## Exercise aim
Among the records below, find the lines with the word "clips" and copy them.

## Interface dataset entries
---------------

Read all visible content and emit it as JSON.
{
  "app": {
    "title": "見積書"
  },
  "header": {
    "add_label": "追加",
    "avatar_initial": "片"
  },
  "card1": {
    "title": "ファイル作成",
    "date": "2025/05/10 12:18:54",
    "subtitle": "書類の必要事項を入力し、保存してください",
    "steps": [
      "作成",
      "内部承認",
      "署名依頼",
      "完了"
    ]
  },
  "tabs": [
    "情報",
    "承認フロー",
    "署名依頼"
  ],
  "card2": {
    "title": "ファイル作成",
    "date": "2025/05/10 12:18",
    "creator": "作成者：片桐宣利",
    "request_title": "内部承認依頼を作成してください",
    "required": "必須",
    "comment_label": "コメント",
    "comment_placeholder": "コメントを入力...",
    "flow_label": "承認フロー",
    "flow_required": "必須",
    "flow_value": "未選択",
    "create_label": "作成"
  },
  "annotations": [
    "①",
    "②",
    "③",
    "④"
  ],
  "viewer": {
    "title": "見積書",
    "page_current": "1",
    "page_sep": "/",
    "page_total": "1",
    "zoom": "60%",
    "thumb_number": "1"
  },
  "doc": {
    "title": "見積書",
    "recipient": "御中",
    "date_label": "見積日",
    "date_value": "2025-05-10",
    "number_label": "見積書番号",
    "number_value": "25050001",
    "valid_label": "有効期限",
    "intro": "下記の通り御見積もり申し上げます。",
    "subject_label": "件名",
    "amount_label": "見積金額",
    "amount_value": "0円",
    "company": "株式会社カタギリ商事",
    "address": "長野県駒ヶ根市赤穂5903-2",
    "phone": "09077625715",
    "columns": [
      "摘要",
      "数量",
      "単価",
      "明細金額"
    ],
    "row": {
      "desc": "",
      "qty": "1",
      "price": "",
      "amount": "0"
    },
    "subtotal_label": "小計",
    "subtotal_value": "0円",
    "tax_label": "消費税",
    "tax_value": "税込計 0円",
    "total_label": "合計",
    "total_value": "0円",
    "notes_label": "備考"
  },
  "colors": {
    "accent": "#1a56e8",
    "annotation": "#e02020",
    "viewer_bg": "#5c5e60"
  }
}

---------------

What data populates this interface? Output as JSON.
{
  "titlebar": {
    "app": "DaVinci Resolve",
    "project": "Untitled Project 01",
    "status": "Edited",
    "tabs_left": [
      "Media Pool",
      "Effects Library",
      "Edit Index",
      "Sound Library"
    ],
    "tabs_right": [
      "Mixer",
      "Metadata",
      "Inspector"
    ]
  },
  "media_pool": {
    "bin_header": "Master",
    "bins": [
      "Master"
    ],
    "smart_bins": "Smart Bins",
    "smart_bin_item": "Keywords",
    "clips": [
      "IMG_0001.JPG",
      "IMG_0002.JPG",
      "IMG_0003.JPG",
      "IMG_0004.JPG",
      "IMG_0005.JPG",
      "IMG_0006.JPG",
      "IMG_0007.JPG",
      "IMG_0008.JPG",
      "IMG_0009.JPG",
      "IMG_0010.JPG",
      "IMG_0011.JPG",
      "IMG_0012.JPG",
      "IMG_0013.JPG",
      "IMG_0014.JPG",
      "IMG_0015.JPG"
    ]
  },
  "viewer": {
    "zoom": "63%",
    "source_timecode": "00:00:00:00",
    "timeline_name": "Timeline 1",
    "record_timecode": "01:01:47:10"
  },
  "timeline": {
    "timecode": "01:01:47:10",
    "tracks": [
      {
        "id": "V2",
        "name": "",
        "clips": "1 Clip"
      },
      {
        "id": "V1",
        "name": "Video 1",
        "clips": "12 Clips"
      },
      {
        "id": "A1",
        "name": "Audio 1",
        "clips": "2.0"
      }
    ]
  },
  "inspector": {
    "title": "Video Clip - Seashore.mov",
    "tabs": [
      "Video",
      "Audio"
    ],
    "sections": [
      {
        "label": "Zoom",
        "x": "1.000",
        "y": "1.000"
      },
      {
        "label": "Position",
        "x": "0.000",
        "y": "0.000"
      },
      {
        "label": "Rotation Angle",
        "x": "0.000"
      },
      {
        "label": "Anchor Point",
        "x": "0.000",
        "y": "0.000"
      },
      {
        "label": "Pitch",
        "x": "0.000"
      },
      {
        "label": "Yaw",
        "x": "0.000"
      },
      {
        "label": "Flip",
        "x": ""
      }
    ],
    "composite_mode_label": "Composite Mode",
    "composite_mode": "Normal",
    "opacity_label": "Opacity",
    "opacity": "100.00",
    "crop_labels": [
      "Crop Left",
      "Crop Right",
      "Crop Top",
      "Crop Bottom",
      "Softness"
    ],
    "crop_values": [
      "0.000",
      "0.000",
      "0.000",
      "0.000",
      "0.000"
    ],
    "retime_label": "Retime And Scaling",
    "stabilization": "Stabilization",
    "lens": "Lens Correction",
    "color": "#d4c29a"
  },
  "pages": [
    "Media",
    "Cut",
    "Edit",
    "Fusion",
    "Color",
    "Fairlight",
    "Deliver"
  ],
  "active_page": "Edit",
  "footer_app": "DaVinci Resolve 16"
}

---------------

## Your response
    "clips": [
        "clips": "1 Clip"
        "clips": "12 Clips"
        "clips": "2.0"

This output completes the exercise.